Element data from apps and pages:
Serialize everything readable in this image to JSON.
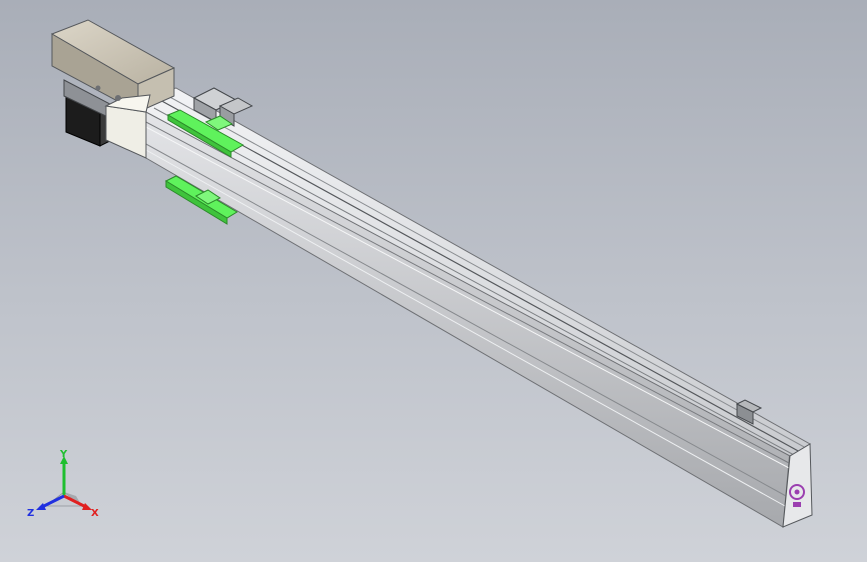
{
  "viewport": {
    "background_top": "#a9aeb8",
    "background_bottom": "#cfd2d8"
  },
  "model": {
    "profile_color": "#d9dbde",
    "profile_shadow": "#8e9196",
    "motor_housing_color": "#c9c3b4",
    "motor_body_color": "#1c1c1c",
    "highlight_part_color": "#5ff25c",
    "logo_color": "#9b3fb0"
  },
  "triad": {
    "x_label": "X",
    "y_label": "Y",
    "z_label": "Z",
    "x_color": "#e02020",
    "y_color": "#1fbf2f",
    "z_color": "#2030e0"
  }
}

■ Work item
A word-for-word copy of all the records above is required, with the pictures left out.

■ Exercise result
Serialize everything readable in this image to JSON.
{
  "viewport": {
    "background_top": "#a9aeb8",
    "background_bottom": "#cfd2d8"
  },
  "model": {
    "profile_color": "#d9dbde",
    "profile_shadow": "#8e9196",
    "motor_housing_color": "#c9c3b4",
    "motor_body_color": "#1c1c1c",
    "highlight_part_color": "#5ff25c",
    "logo_color": "#9b3fb0"
  },
  "triad": {
    "x_label": "X",
    "y_label": "Y",
    "z_label": "Z",
    "x_color": "#e02020",
    "y_color": "#1fbf2f",
    "z_color": "#2030e0"
  }
}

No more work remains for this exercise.